Active Subspaces

Sometimes, the behavior of an \(N\)-dimensional model \(f\) can be explained best by a linear reparameterization of its inputs variables, i.e. we can write \(f(\mathbf{x}) = g(\mathbf{y}) = g(\mathbf{M} \cdot \mathbf{x})\) where \(\mathbf{M}\) has size \(M \times N\) and \(M < N\). When this happens, we say that \(f\) admits an \(M\)-dimensional active subspace with basis given by \(\mathbf{M}\)’s rows. Those basis vectors are the main directions of variance of the function \(f\).

The main directions are the eigenvectors of the matrix

\(\mathbb{E}[\nabla f^T \cdot \nabla f] = \begin{pmatrix} \mathbb{E}[f_{x_1} \cdot f_{x_1}] & \dots & \mathbb{E}[f_{x_1} \cdot f_{x_N}] \\ \dots & \dots & \dots \\ \mathbb{E}[f_{x_N} \cdot f_{x_1}] & \dots & \mathbb{E}[f_{x_N} \cdot f_{x_N}] \end{pmatrix}\)

whereas the eigenvalues reveal the subspace’s dimensionality –that is, a large gap between the \(M\)-th and \((M+1)\)-th eigenvalue indicates that an \(M\)-dimensional active subspace is present.

The necessary expected values are easy to compute from a tensor decomposition: they are just dot products between tensors. We will show a small demonstration of that in this notebook using a 4D function.

Reference: see e.g. “Discovering an Active Subspace in a Single-Diode Solar Cell Model”, P. Constantine et al. (2015).

import tntorch as tn
import torch

def f(X):
    return X[:, 0] * X[:, 1] + X[:, 2]

ticks = 64
P = 100
N = 4

X = torch.rand((P, N))
X *= (ticks-1)
X = torch.round(X)
y = f(X)

We will fit this function f using a low-degree expansion in terms of Legendre polynomials.

t = tn.rand(shape=[ticks]*N, ranks_tt=2, ranks_tucker=2, requires_grad=True)

def loss(t):
    return torch.norm(t[X].torch()-y) / torch.norm(y)
tn.optimize(t, loss)

iter: 0      | loss:   0.999513 | total time:    0.0020
iter: 500    | loss:   0.977497 | total time:    0.8296
iter: 1000   | loss:   0.763221 | total time:    1.6445
iter: 1500   | loss:   0.044802 | total time:    2.5523
iter: 2000   | loss:   0.008546 | total time:    3.4807
iter: 2266   | loss:   0.008208 | total time:    3.9928 <- converged (tol=0.0001)
eigvals, eigvecs = tn.active_subspace(t)

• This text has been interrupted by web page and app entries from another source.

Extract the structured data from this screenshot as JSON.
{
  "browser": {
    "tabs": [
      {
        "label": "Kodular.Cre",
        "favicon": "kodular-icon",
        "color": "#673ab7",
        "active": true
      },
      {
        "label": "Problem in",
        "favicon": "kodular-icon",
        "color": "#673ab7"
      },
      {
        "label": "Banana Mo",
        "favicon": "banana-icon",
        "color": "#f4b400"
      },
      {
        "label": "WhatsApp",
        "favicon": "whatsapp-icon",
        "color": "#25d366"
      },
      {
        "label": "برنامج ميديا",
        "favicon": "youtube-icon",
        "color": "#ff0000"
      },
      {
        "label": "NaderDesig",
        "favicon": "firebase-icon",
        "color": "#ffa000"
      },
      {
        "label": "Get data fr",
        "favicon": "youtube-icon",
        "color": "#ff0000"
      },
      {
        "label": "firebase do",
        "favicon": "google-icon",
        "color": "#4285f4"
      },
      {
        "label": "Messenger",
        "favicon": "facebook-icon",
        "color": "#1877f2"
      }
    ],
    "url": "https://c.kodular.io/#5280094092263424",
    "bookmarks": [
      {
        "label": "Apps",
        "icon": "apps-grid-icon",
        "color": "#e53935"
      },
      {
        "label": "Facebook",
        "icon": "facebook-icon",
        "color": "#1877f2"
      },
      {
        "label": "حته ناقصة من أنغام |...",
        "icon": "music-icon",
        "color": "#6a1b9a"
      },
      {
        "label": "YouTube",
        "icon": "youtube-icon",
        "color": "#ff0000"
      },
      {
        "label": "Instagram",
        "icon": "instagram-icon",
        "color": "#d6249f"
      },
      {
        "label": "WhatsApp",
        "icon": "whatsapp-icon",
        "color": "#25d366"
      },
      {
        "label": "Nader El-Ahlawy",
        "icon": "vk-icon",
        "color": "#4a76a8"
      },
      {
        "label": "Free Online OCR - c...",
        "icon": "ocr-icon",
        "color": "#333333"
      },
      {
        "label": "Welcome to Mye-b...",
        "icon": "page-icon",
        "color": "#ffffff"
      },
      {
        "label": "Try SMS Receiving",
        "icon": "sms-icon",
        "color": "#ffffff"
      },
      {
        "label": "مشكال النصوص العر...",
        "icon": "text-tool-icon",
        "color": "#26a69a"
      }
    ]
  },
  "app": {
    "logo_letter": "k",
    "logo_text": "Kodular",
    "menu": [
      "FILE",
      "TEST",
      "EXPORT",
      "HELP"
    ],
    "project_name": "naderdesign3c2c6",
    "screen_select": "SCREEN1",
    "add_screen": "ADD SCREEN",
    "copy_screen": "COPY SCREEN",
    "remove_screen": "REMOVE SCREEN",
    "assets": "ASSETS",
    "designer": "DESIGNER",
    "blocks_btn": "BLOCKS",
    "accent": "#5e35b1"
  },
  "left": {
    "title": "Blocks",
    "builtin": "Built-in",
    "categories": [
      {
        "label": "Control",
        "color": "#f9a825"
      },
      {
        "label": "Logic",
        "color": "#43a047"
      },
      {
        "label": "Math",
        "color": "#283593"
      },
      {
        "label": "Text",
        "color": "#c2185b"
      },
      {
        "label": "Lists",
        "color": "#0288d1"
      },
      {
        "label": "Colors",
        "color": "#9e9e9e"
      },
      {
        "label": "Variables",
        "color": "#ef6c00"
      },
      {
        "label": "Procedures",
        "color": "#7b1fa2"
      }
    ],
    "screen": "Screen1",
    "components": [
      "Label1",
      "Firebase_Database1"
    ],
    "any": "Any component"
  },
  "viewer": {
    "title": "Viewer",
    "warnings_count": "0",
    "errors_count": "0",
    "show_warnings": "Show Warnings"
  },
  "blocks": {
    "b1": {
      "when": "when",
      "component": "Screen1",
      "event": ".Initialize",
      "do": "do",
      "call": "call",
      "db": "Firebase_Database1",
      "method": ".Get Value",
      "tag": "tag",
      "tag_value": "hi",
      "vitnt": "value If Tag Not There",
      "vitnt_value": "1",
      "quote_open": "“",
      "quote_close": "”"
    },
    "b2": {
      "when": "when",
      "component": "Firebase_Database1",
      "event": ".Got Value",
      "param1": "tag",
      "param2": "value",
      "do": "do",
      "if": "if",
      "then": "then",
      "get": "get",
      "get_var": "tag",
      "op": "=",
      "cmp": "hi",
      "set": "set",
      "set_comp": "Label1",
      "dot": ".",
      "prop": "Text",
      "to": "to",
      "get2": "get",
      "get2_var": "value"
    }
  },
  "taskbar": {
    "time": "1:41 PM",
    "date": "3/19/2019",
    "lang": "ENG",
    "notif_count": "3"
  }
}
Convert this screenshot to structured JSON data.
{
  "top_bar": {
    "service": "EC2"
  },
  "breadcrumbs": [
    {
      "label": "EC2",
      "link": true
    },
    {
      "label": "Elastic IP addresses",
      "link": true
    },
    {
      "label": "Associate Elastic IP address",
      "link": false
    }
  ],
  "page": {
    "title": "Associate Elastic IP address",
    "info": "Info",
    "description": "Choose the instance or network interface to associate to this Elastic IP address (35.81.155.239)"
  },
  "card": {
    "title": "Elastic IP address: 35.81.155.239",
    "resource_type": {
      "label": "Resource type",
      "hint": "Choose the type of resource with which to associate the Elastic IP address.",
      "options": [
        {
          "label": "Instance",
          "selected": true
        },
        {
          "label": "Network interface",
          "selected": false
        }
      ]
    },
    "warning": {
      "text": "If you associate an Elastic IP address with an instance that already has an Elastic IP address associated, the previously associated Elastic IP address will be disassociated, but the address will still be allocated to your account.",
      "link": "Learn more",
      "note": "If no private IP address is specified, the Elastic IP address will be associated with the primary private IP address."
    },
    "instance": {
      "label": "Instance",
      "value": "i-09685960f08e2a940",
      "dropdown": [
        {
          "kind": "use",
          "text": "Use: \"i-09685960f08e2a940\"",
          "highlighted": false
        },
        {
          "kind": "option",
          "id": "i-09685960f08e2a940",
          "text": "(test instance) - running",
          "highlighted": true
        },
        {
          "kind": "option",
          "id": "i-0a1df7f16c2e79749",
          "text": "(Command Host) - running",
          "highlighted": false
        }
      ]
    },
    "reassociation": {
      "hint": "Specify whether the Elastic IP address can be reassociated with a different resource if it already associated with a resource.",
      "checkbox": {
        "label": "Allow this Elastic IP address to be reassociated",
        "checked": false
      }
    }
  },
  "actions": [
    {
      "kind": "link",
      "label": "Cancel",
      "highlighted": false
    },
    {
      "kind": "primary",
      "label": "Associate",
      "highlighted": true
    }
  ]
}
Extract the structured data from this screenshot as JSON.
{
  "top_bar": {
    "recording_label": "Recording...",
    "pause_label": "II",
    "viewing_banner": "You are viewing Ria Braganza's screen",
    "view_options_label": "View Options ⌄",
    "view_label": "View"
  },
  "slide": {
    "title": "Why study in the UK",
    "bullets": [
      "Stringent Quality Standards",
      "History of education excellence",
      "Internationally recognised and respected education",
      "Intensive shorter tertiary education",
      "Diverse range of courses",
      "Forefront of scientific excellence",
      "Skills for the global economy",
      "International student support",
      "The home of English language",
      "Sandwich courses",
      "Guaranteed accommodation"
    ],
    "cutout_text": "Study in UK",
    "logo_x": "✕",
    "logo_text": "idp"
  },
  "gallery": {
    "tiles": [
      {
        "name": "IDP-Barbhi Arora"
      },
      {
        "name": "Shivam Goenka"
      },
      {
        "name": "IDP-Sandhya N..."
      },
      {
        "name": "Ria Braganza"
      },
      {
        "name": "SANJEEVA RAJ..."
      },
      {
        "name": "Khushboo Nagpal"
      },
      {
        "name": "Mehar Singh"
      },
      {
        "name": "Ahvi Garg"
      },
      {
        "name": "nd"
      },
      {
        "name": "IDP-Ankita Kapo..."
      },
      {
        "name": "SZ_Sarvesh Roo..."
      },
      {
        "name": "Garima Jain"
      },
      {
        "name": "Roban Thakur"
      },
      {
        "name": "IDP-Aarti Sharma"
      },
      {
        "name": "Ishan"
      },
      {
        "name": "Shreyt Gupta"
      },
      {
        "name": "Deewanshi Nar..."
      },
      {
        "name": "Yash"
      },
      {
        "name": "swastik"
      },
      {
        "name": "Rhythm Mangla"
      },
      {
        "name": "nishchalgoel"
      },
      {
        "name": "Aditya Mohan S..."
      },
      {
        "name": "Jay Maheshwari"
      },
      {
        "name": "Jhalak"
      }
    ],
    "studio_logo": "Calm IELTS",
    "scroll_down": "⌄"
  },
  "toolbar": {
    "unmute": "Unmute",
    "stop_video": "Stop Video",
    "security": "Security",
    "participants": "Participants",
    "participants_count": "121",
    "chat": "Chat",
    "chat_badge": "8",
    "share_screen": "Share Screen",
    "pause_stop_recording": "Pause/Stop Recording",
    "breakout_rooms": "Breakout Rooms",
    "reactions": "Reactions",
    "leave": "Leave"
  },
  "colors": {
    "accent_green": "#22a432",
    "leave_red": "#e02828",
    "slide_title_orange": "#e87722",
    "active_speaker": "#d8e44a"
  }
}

import matplotlib.pyplot as plt
%matplotlib inline
plt.figure(), eigvals.detach().numpy())

In view of those eigenvalues, we can conclude that the learned model can be written (almost) perfectly in terms of 2 linearly reparameterized variables.